Bigger is smarter

ALLENDALE, Mich. -- When it comes to estimating the intelligence of various animal species, it may be as simple measuring overall brain size. In fact, making corrections for a species' body size may be a mistake. The findings were reported by researchers at Grand Valley State University and the Anthropological Institute and Museum at the University of Zrich, Switzerland. The study has now been published online in the journal Brain, Behavior, and Evolution.

"It's long been known that species with larger body sizes generally have larger brains," said Robert Deaner, assistant professor of psychology at Grand Valley and the first author on the study. "Scientists have generally assumed that this pattern occurs because larger animals require larger nervous systems to coordinate their larger bodies. But our results suggest a simpler reason: larger species are typically smarter."

Deaner said the findings imply that a re-evaluation may be in order for many previous studies that have compared brain size across different animal species, including ancestral hominids.

The new results build on a paper by the same researchers, published in the online journal Evolutionary Psychology, in July 2006, which showed that some primate species consistently outperform others across a broad range of cognitive tasks. That finding provided evidence for species differences in intelligence or "domain-general cognition," in the parlance of the field. This intelligence allows an animal to tackle new and unpredictable situations. Domain-general cognitive ability stands in contrast to domain-specific skills that are suited to particular environment challenges, such as a bird remembering where it cached food.

The new study compared how well eight different brain size measures predicted the domain-general cognition variable generated in the earlier study. To the researchers' surprise, overall brain size and overall neocortex size proved to be good predictor

Contact: Mary Pirkola
Grand Valley State University

Page: 1 2 3

Related biology news :

1. Bigger horns equal better genes
2. Copper circuits help brain function -- could tweaking the circuits make us smarter?
3. Making medicine smarter
4. VCU study shows big-brained people are smarter
5. Were bigger brains really smarter?

Post Your Comments:

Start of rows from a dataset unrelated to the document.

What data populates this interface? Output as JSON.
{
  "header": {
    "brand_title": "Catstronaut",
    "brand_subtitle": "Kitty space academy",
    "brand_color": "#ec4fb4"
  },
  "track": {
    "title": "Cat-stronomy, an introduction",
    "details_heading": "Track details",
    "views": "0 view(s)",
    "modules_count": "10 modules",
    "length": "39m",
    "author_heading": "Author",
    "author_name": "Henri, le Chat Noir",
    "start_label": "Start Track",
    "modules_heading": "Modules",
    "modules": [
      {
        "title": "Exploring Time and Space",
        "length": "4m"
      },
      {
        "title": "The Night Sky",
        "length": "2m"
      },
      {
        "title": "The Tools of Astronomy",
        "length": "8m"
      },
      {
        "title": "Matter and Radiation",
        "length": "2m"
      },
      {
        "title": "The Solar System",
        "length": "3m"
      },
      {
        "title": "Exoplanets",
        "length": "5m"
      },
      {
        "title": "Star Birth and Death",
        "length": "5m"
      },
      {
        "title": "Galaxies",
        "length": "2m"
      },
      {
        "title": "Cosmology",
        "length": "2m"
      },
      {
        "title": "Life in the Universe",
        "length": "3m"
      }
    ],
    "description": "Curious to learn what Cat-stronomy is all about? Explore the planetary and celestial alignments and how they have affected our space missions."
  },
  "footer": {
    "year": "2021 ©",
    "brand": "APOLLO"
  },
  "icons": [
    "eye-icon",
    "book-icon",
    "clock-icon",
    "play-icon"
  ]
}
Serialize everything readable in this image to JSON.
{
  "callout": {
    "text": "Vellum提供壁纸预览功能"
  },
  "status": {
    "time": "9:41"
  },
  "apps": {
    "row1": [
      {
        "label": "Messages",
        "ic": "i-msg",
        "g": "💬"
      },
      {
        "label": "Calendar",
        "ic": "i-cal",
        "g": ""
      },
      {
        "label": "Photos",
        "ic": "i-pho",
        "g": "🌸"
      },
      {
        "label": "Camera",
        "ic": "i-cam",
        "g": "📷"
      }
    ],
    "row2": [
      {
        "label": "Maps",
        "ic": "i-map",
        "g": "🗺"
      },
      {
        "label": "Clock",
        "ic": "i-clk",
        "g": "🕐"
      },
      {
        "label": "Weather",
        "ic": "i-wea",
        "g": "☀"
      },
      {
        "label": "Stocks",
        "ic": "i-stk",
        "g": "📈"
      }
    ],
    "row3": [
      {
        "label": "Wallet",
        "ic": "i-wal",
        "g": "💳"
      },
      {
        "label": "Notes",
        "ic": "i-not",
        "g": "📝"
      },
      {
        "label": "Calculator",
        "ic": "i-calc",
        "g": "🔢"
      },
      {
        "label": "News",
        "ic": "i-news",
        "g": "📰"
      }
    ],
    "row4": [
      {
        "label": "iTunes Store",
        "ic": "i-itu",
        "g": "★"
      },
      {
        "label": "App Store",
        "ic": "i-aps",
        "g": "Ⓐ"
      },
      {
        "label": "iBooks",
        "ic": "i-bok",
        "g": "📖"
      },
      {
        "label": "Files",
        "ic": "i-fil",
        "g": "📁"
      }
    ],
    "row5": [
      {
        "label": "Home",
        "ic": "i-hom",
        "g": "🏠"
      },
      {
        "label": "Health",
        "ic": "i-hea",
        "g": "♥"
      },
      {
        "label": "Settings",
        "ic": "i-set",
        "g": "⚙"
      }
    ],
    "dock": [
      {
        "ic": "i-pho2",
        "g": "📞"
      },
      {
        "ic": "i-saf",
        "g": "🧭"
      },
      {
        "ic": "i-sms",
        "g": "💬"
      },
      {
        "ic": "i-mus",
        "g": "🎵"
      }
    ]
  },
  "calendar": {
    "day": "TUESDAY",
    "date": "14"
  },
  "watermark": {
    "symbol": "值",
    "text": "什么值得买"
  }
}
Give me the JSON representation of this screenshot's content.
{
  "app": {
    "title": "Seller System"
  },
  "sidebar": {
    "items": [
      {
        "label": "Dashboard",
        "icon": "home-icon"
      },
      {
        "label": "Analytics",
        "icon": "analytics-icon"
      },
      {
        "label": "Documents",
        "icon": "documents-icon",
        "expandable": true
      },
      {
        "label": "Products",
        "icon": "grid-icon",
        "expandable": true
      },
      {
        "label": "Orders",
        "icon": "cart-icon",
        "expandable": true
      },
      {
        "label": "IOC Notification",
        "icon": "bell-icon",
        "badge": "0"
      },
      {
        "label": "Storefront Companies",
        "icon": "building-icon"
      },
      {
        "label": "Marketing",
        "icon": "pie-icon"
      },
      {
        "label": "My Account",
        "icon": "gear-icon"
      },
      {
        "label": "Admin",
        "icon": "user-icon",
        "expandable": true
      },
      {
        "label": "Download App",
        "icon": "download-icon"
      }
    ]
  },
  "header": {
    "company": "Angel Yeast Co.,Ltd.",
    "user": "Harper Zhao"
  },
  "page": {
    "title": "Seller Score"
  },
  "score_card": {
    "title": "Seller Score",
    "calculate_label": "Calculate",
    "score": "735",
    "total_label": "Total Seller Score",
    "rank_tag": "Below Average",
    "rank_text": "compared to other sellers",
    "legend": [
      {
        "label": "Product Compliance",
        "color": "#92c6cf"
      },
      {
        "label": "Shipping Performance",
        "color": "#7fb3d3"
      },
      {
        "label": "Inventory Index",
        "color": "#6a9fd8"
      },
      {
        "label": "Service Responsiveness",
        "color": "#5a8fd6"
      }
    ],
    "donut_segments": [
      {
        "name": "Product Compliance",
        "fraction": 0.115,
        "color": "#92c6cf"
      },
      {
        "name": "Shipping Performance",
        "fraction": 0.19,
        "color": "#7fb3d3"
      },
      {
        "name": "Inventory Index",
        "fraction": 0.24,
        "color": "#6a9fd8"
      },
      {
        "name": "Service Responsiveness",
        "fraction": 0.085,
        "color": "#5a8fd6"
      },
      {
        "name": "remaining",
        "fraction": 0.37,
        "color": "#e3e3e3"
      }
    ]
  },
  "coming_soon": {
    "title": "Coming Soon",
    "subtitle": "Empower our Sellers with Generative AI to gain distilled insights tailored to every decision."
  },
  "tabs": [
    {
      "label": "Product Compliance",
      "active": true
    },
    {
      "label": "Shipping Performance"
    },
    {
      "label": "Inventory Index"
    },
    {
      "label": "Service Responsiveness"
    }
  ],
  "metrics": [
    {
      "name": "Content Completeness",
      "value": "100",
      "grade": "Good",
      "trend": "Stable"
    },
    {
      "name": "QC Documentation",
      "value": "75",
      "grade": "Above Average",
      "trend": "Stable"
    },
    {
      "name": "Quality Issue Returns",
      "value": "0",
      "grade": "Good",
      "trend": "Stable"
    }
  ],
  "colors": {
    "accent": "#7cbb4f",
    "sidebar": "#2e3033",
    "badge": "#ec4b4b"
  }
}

(Date:11/18/2015)... 18, 2015 --> ... new market report titled  Gesture Recognition Market - Global ... - 2021. According to the report, the global gesture recognition market was ... to reach US$29.1 bn by 2021, at a CAGR ... North America dominated the global gesture recognition ...
(Date:11/17/2015)... , Nov. 17, 2015  Vigilant Solutions announces today ... its Board of Directors. --> ... recently retiring from the partnership at TPG Capital, one ... with over $140 Billion in revenue.  He founded and ... all the TPG companies, from 1997 to 2013.  In ...
(Date:11/12/2015)... golden retriever that stayed healthy despite having the gene ... new lead for treating this muscle-wasting disorder, report scientists ... and Harvard and the University of São Paolo in ... pinpoints a protective gene that boosts muscle regeneration, ... Children,s lab of Lou Kunkel , PhD, is ...
Breaking Biology News(10 mins):
(Date:11/24/2015)... ... November 24, 2015 , ... International ... and one of the premier annual events for pharmaceutical manufacturing: 2015 Annual Meeting. ... 2015, where ISPE hosted the largest number of attendees in more than a ...
(Date:11/24/2015)... ... 24, 2015 , ... The Academy of Model Aeronautics (AMA), led by its ... as Multirotor Grand Prix, to represent the First–Person View (FPV) racing community. , FPV ... embraced this type of racing and several new model aviation pilots have joined the ...
(Date:11/24/2015)... FRANCISCO , Nov. 24, 2015  Twist ... announced that Emily Leproust, Ph.D., Twist Bioscience chief ... Jaffray Healthcare Conference on December 1, 2015 at ... Hotel in New York City. --> ... www.twistbioscience.com . Twist Bioscience is on Twitter. ...
(Date:11/24/2015)... , Nov. 24, 2015 Capricor Therapeutics, ... focused on the discovery, development and commercialization of first-in-class ... Chief Executive Officer, is scheduled to present at the ... at 10:50 a.m. EST, at The Lotte New York ... . http://capricor.com/news/events/ . --> ...
Breaking Biology Technology:
Cached News: